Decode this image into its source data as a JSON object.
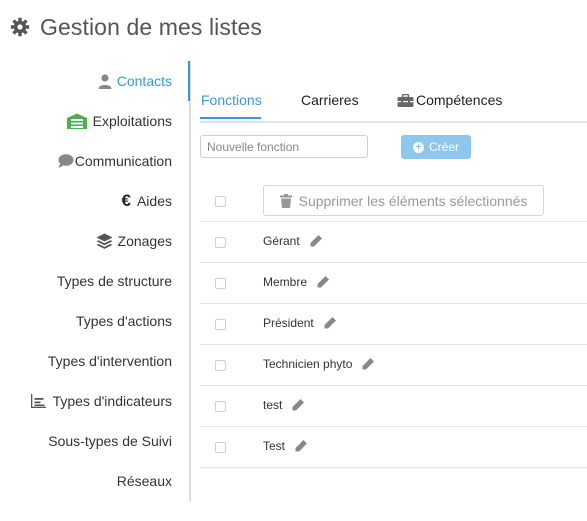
{
  "page": {
    "title": "Gestion de mes listes",
    "icon": "gear-icon"
  },
  "colors": {
    "accent": "#3a98d8",
    "create_button": "#8ec7ee",
    "exploitations_icon": "#4caf50"
  },
  "sidebar": {
    "items": [
      {
        "label": "Contacts",
        "icon": "user-icon",
        "active": true
      },
      {
        "label": "Exploitations",
        "icon": "farm-icon"
      },
      {
        "label": "Communication",
        "icon": "chat-bubble-icon"
      },
      {
        "label": "Aides",
        "icon": "euro-icon"
      },
      {
        "label": "Zonages",
        "icon": "layers-icon"
      },
      {
        "label": "Types de structure"
      },
      {
        "label": "Types d'actions"
      },
      {
        "label": "Types d'intervention"
      },
      {
        "label": "Types d'indicateurs",
        "icon": "chart-icon"
      },
      {
        "label": "Sous-types de Suivi"
      },
      {
        "label": "Réseaux"
      }
    ]
  },
  "tabs": [
    {
      "label": "Fonctions",
      "active": true
    },
    {
      "label": "Carrieres"
    },
    {
      "label": "Compétences",
      "icon": "toolbox-icon"
    }
  ],
  "form": {
    "placeholder": "Nouvelle fonction",
    "create_label": "Créer"
  },
  "table": {
    "delete_label": "Supprimer les éléments sélectionnés",
    "rows": [
      "Gérant",
      "Membre",
      "Président",
      "Technicien phyto",
      "test",
      "Test"
    ]
  }
}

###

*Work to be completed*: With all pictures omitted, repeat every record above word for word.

*The completed task*:
Decode this image into its source data as a JSON object.
{
  "page": {
    "title": "Gestion de mes listes",
    "icon": "gear-icon"
  },
  "colors": {
    "accent": "#3a98d8",
    "create_button": "#8ec7ee",
    "exploitations_icon": "#4caf50"
  },
  "sidebar": {
    "items": [
      {
        "label": "Contacts",
        "icon": "user-icon",
        "active": true
      },
      {
        "label": "Exploitations",
        "icon": "farm-icon"
      },
      {
        "label": "Communication",
        "icon": "chat-bubble-icon"
      },
      {
        "label": "Aides",
        "icon": "euro-icon"
      },
      {
        "label": "Zonages",
        "icon": "layers-icon"
      },
      {
        "label": "Types de structure"
      },
      {
        "label": "Types d'actions"
      },
      {
        "label": "Types d'intervention"
      },
      {
        "label": "Types d'indicateurs",
        "icon": "chart-icon"
      },
      {
        "label": "Sous-types de Suivi"
      },
      {
        "label": "Réseaux"
      }
    ]
  },
  "tabs": [
    {
      "label": "Fonctions",
      "active": true
    },
    {
      "label": "Carrieres"
    },
    {
      "label": "Compétences",
      "icon": "toolbox-icon"
    }
  ],
  "form": {
    "placeholder": "Nouvelle fonction",
    "create_label": "Créer"
  },
  "table": {
    "delete_label": "Supprimer les éléments sélectionnés",
    "rows": [
      "Gérant",
      "Membre",
      "Président",
      "Technicien phyto",
      "test",
      "Test"
    ]
  }
}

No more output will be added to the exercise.